[EXERCISE BRIEF]: Lines with "text" in the entries below: count them and reply with the number alone.

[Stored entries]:
* * * *

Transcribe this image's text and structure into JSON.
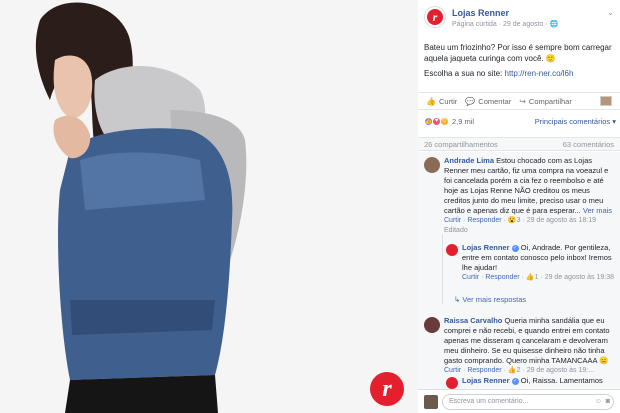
{
  "post": {
    "page_name": "Lojas Renner",
    "meta": "Página curtida · 29 de agosto · ",
    "globe": "🌐",
    "caption_line1": "Bateu um friozinho? Por isso é sempre bom carregar aquela jaqueta curinga com você. 🙂",
    "caption_line2_prefix": "Escolha a sua no site: ",
    "caption_link": "http://ren-ner.co/l6h",
    "logo_letter": "r"
  },
  "actions": {
    "like": "Curtir",
    "comment": "Comentar",
    "share": "Compartilhar"
  },
  "reactions": {
    "count": "2,9 mil",
    "sort": "Principais comentários ▾"
  },
  "stats": {
    "shares": "26 compartilhamentos",
    "comments": "63 comentários"
  },
  "comments": [
    {
      "name": "Andrade Lima",
      "text": " Estou chocado com as Lojas Renner meu cartão, fiz uma compra na voeazul e foi cancelada porém a cia fez o reembolso e até hoje as Lojas Renne NÃO creditou os meus creditos junto do meu limite, preciso usar o meu cartão e apenas diz que é para esperar...",
      "more": " Ver mais",
      "meta_like": "Curtir",
      "meta_reply": "Responder",
      "meta_reacts": "3",
      "meta_date": "29 de agosto às 18:19",
      "meta_edited": "Editado"
    },
    {
      "name": "Lojas Renner",
      "text": " Oi, Andrade. Por gentileza, entre em contato conosco pelo inbox! Iremos lhe ajudar!",
      "meta_like": "Curtir",
      "meta_reply": "Responder",
      "meta_reacts": "1",
      "meta_date": "29 de agosto às 19:38",
      "more_replies": "Ver mais respostas"
    },
    {
      "name": "Raissa Carvalho",
      "text": " Queria minha sandália que eu comprei e não recebi, e quando entrei em contato apenas me disseram q cancelaram e devolveram meu dinheiro. Se eu quisesse dinheiro não tinha gasto comprando. Quero minha TAMANCAAA 😑",
      "meta_like": "Curtir",
      "meta_reply": "Responder",
      "meta_reacts": "2",
      "meta_date": "29 de agosto às 19:..."
    },
    {
      "name": "Lojas Renner",
      "text": " Oi, Raissa. Lamentamos"
    }
  ],
  "write_placeholder": "Escreva um comentário...",
  "colors": {
    "brand_red": "#e4202e",
    "fb_link": "#365899",
    "like_blue": "#5890ff",
    "love_red": "#f25268",
    "haha_yellow": "#f7b125"
  }
}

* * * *

[ANSWER SPACE]: 5